What it showed was the following: if you take someone who began playing Pokemon from an early age (5 to 8 years old), who continued on, playing some into adulthood, and you show them Pokemon pics, a certain region of their brain will light up; and the location of this region is more-or-less consistent across subjects. The region doesn't light up for other cartoon or comic characters -- it is specific to Pokemon. Furthermore, novice players, and people who hadn't played at all, don't show the brain response.
The response is probably reliable enough to where you could pick out whether someone was a Pokenmon player with reasonable accuracy. I wouldn't be surprised if a good Machine Learning algorithm could do it with 95%+ accuracy.

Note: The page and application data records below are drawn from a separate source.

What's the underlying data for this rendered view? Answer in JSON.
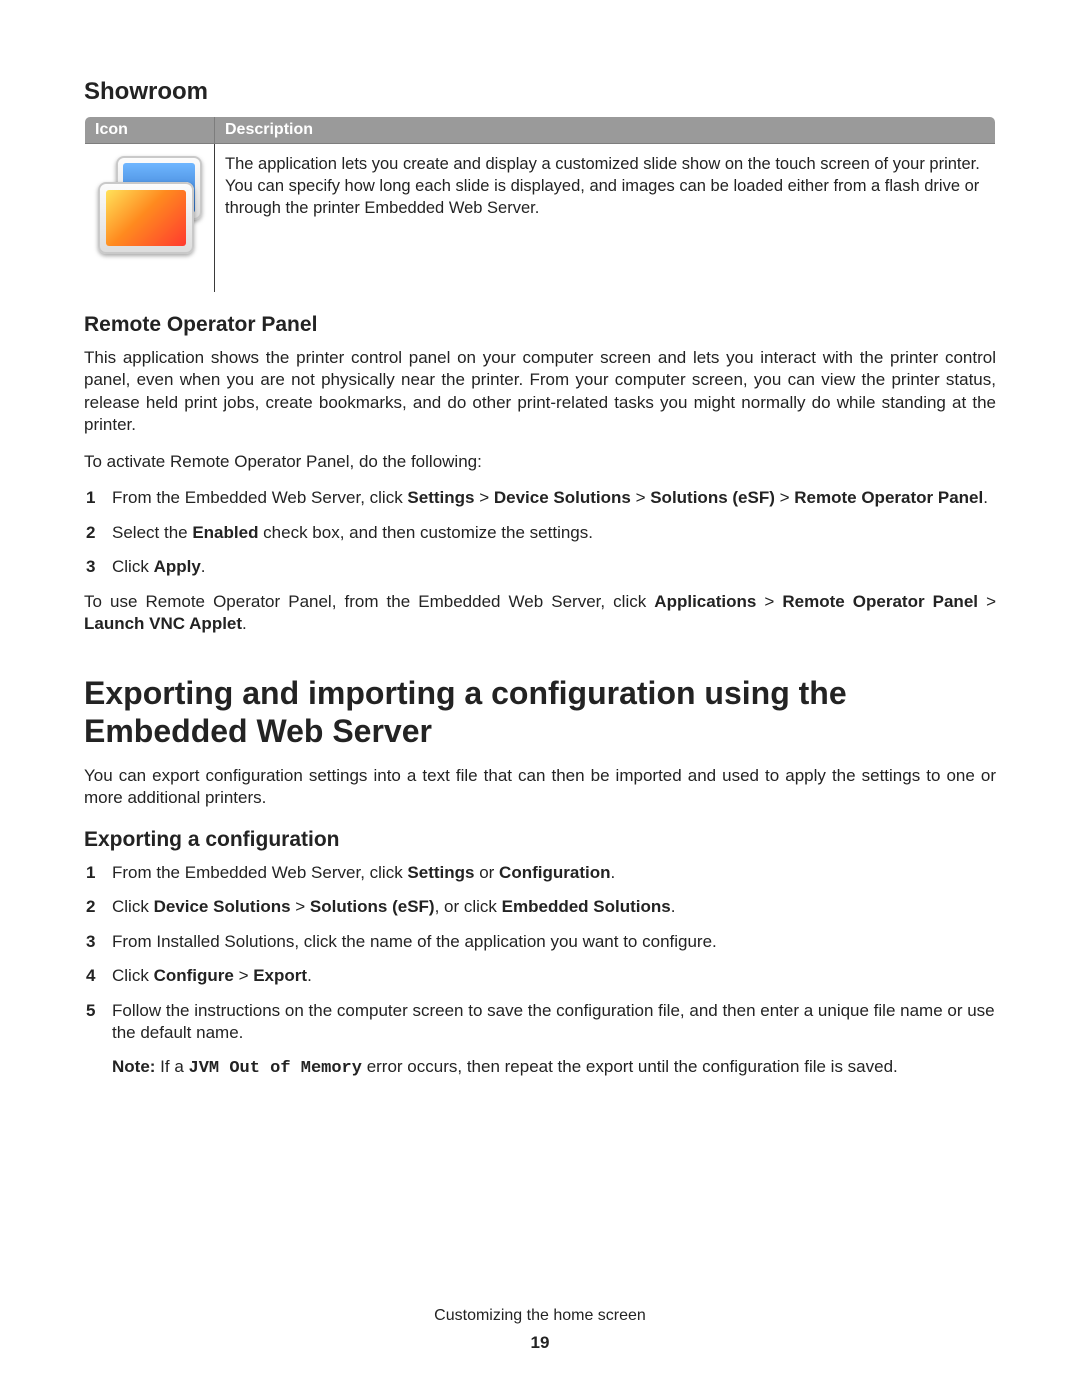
{
  "sections": {
    "showroom": {
      "heading": "Showroom",
      "table": {
        "col_icon": "Icon",
        "col_desc": "Description",
        "desc_text": "The application lets you create and display a customized slide show on the touch screen of your printer. You can specify how long each slide is displayed, and images can be loaded either from a flash drive or through the printer Embedded Web Server."
      }
    },
    "remote": {
      "heading": "Remote Operator Panel",
      "intro": "This application shows the printer control panel on your computer screen and lets you interact with the printer control panel, even when you are not physically near the printer. From your computer screen, you can view the printer status, release held print jobs, create bookmarks, and do other print-related tasks you might normally do while standing at the printer.",
      "activate_lead": "To activate Remote Operator Panel, do the following:",
      "steps": {
        "s1_pre": "From the Embedded Web Server, click ",
        "s1_b1": "Settings",
        "s1_gt1": " > ",
        "s1_b2": "Device Solutions",
        "s1_gt2": " > ",
        "s1_b3": "Solutions (eSF)",
        "s1_gt3": " > ",
        "s1_b4": "Remote Operator Panel",
        "s1_post": ".",
        "s2_pre": "Select the ",
        "s2_b": "Enabled",
        "s2_post": " check box, and then customize the settings.",
        "s3_pre": "Click ",
        "s3_b": "Apply",
        "s3_post": "."
      },
      "use_pre": "To use Remote Operator Panel, from the Embedded Web Server, click ",
      "use_b1": "Applications",
      "use_gt1": " > ",
      "use_b2": "Remote Operator Panel",
      "use_gt2": " > ",
      "use_b3": "Launch VNC Applet",
      "use_post": "."
    },
    "export": {
      "main_heading": "Exporting and importing a configuration using the Embedded Web Server",
      "intro": "You can export configuration settings into a text file that can then be imported and used to apply the settings to one or more additional printers.",
      "sub_heading": "Exporting a configuration",
      "steps": {
        "s1_pre": "From the Embedded Web Server, click ",
        "s1_b1": "Settings",
        "s1_mid": " or ",
        "s1_b2": "Configuration",
        "s1_post": ".",
        "s2_pre": "Click ",
        "s2_b1": "Device Solutions",
        "s2_gt": " > ",
        "s2_b2": "Solutions (eSF)",
        "s2_mid": ", or click ",
        "s2_b3": "Embedded Solutions",
        "s2_post": ".",
        "s3": "From Installed Solutions, click the name of the application you want to configure.",
        "s4_pre": "Click ",
        "s4_b1": "Configure",
        "s4_gt": " > ",
        "s4_b2": "Export",
        "s4_post": ".",
        "s5": "Follow the instructions on the computer screen to save the configuration file, and then enter a unique file name or use the default name.",
        "note_label": "Note: ",
        "note_pre": "If a ",
        "note_code": "JVM Out of Memory",
        "note_post": " error occurs, then repeat the export until the configuration file is saved."
      }
    }
  },
  "footer": {
    "title": "Customizing the home screen",
    "page": "19"
  }
}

Now consider the case of a spy, who goes to work in an intelligence agency of some kind, and sees the exact same buildings, murals, decorations, and so on, every day (or... 5 days a week), for many years. They might not have begun the exposure to the stimuli while young; but the adult brain is somewhat plastic, so we can expect regions of their brain to become devoted to it. And... the location is probably going to be roughly consistent across all the spooks working there.
Now suppose one of these spies is in a foreign country, and is captured. A wearable BCI is placed on their head, and they are shown trigger images of where they worked... and their brain automatically lights up in response. They can't shut it off. If they see the stimuli, their brain will respond.
More generally, any kind of "secret" one wishes to keep, that involves a stimuli one is exposed to over and over again, might be extractable, even decades later. And, probably, if one is willing to settle for slightly less accuracy (say, 90% accurate, instead of 95%+), one can even extract secrets about things one is only exposed to for a short time.
Just imagine the implications of that!